Sawa Kurotani / Special to The Daily Yomiuri (Jun. 19, 2012)
One Sunday evening, I was lazily lying on my couch and channel-surfing. When I was about to give up on finding anything remotely interesting to watch, I caught a segment on a CBS news show. A man named Peter Thiel was talking about the dubious value of college education and explaining how his foundation was providing alternative opportunities for gifted young people to help them pursue their dreams right now instead of wasting their time in college.

Thiel is a well-known high-tech venture capitalist with significant interests in such Internet ventures as Facebook and PayPal. He studied philosophy at Stanford University, obtained a law degree, and applied his chess-master strategic skills to capital investment, which made him a billionaire. He likens the current state of higher education to the housing bubble that burst several years ago: Everyone thought purchasing a home was a sound investment, which turned out to be untrue for many. Similarly, he argues, people are in error for thinking that college education, as expensive as it is, will one day “pay off.” He points out that many vocational careers, like plumbing, pay “extremely well” without college education.

I sat up on my couch, thinking. Thiel’s general point–that college education is not the only way to build a successful career and good life–seemed valid. I was not sure if an average plumber really made as much as an average physician, as Thiel claimed in his interview, but I knew for sure well-trained tradespeople made way more than I do as a college professor. I also thought of a CPA friend of mine who hated her job and my hair stylist who’s been cutting hair since she was 18 and loving it. But is college education as useless as he made it appear?

Thiel’s views echo a growing sentiment among Americans–and perhaps among many Japanese as well–that college education is a bad investment. One side of this equation is the rising cost of college education. College tuition has been rising at 7 percent to 8 percent a year, and in the academic year 2009-2010, the average cost of attending college is estimated to be 12,804 dollars at public institutions and 32,184 dollars at private institutions.

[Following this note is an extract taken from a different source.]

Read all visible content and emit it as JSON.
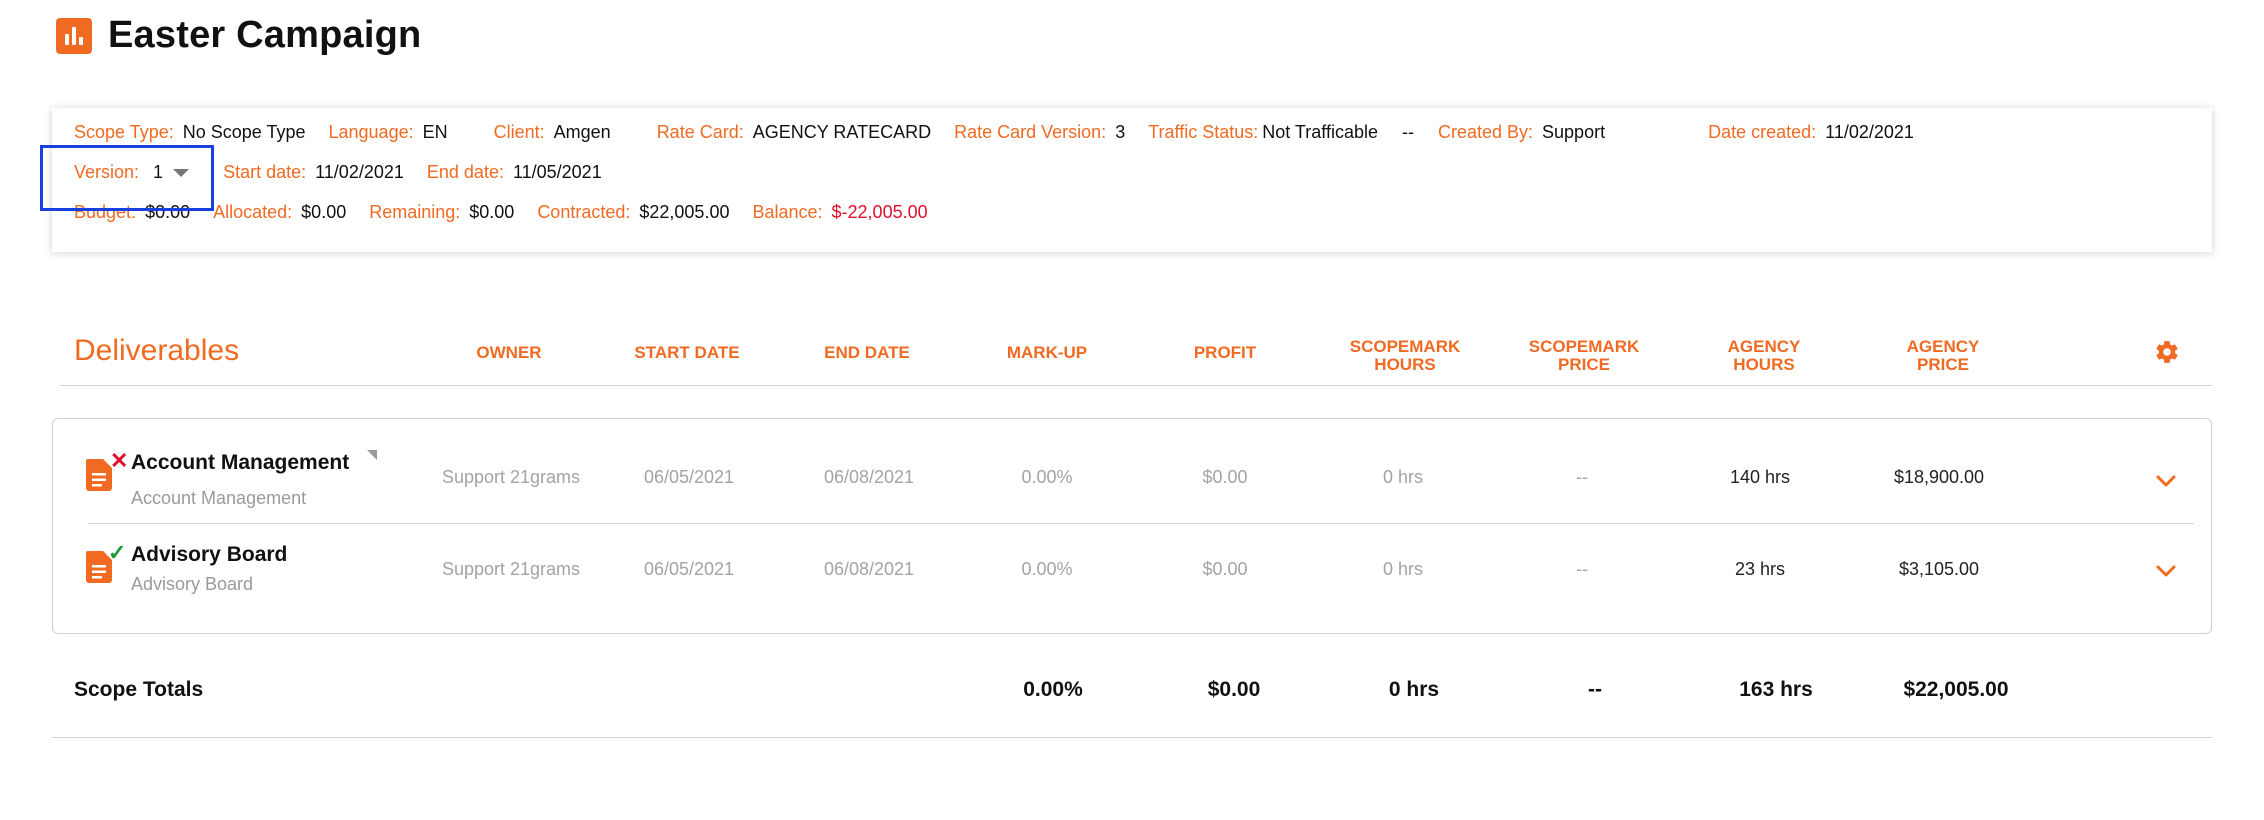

This represents increases of 37 percent and 25 percent, respectively, over a 10-year period (after adjustment for inflation). Economic uncertainty is forcing parents to prioritize building their retirement funds over their children’s education. Recent studies show that two-thirds of college students take out student loans, and that the average student debt incurred was nearly 28,000 dollars.

On the other hand, the benefit of a college degree appears to be decreasing. While a college graduate 20 years ago had a reasonable expectation to land a good job shortly after graduation, today’s job market is much tougher, and in many professions, a bachelor’s degree has become merely a prerequisite for further professional/graduate training. Some calculations indicate that college graduates make 1 million dollars more over their lifetime than those who do not graduate from college, but the experience of college graduates doesn’t jive with such an estimation. Many fear they will not be able to find decent employment for months after graduation, or before the grace period for their loan repayment runs out. Graduates often enroll in a postgraduate program to postpone this repayment, which results in even more debt for additional education that may or may not add to their desirability in the job market.

Into this bleak landscape comes Thiel’s “20 under 20” Fellowship as an alternative to college education. His foundation handpicks up to 20 people under the age of 20, gives them 100,000 dollars over two years and connects them with Silicon Valley’s most successful inventers and entrepreneurs. They are give the freedom to pursue projects that range from “cure of aging” (in the words of one of the Thiel fellows) to alternative energy and innovation in information technology. The fellowship website ( encourages bright, ambitious young people to drop out of the university system, and “[for] those students who want to strike out on their own, there’s a fellowship that will pay you to do so.”

Once you start watching the introductory videos for the fellowship program, the picture gets a little more complicated. For one thing, these fellows are extremely talented young people–geniuses, if you like–who began to distinguish themselves from a very young age, not only with their intellectual abilities, but also with their uncommon sense of purpose. Obviously they are a very select few, and whatever formula for success that applies to them doesn’t apply to everyone.

Furthermore, Thiel’s fellows (as well as Thiel himself) are often the products of the best college education the United States, and arguably the world, has to offer. Many of them were students at the nation’s premier universities, including Stanford, Harvard and Massachusetts Institute of Technology. Most came from well-educated families where academic achievement was encouraged and valued. If they didn’t actually make it there, they at least understood the importance of education and expected to go to college throughout their early lives. I doubt that these young geniuses became who they were without the benefit of such socialization.

Thiel can concern himself with 20 bright youngsters at a time, only because the rest of us–not so young, brilliant or fortunate–go to college, find our passions, get necessary training, and become doctors, teachers, accountants, artists, and the like. If higher education is not doing what it’s supposed to, then, we need to improve it, instead of dismissing it as unnecessary. Let us not forget that a handful of geniuses may come up with a way to change the world, but it takes a whole world of people to actually do the work of changing it.

Kurotani is a professor of anthropology at the University of Redlands in California and the author of “Home Away from Home: Japanese Corporate Wives in the United States” (Duke University Press, 2005).